I'm in New York City to attend the 'Radical Archives' conference presented by the Asian/Pacific/American Institute at NYU, curated by Mariam Ghani and Chitra Ganesh, and held on 11-12 April in the NYU Cantor Film Centre. As the first "archival" conference I have attended I was interested to see how its concerns intersected with my own approach to thinking about the DIY practices and processes of the institutions that are the focus of my research, particularly because the conference was focused on activist archives.
Of course, on seeing the program it was immediately clear that this was a conference about capital R radicalism - with papers about archiving such things as the Egyptian uprising, the Portuguese dictatorship and revolution, Occupy Wall Street, the Palestinian National Movement, the National Alliance of Black Feminists and so on. The work being undertaken at DIY archives and museums of popular music, though no less important, seemed to quickly pale in that context. Yet there was still much to take away from the papers I saw on the first day. And as I posed on Twitter: 'Radical archives are not always DIY archives, but are DIY archives always radical?'
In particular I enjoyed the paper given by Professor Anne Gilliland (UCLA) on 'A Platform for Radical Archival Description'. As Gilliland noted "archives are responsible for how people are characterised in the public mind" and so a politics of the archive is critical. For Gilliland the principles that guide radical archives are "access, democracy, love, and solidarity". Community archives, including the DIY music archives in my own research, are characterised by "alternative epistemological and value systems". Gilliland presented a comprehensive list of archival ethics towards the end of her talk but my feeling is that the adoption of such a code of ethics is a long way off in authorised/official/national collecting institutions. During question time, pearls of wisdom continued to be delivered by Gilliland namely around the emphasis on a social justice mandate for researchers of archives.

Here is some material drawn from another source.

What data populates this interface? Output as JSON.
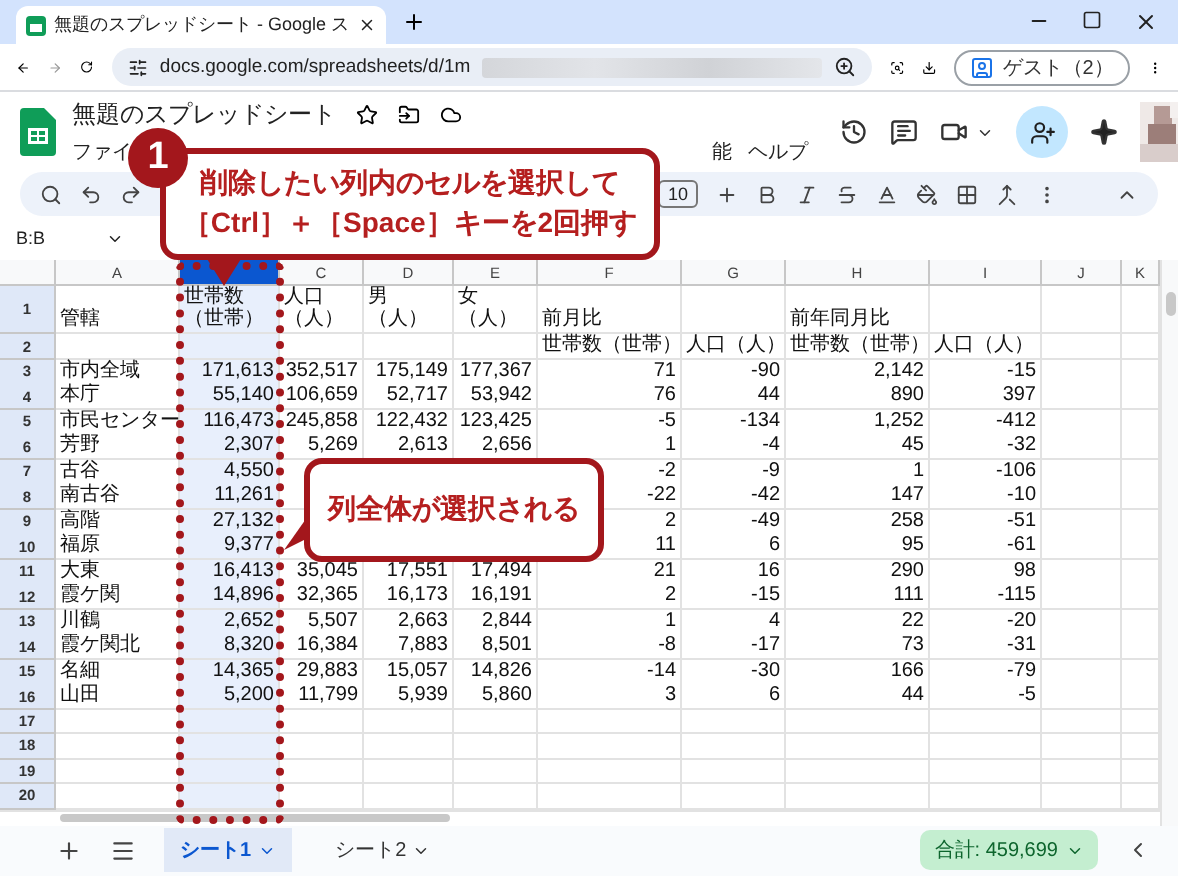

I'm now looking forward to reading Gilliland's latest book Conceptualizing Twenty-first Century Archives (Chicago, IL: Society of American Archivists, 2014)
I live tweeted from the conference so for more thoughts on the Radical Archives conference check out my Twitter feed: @__sarahbaker__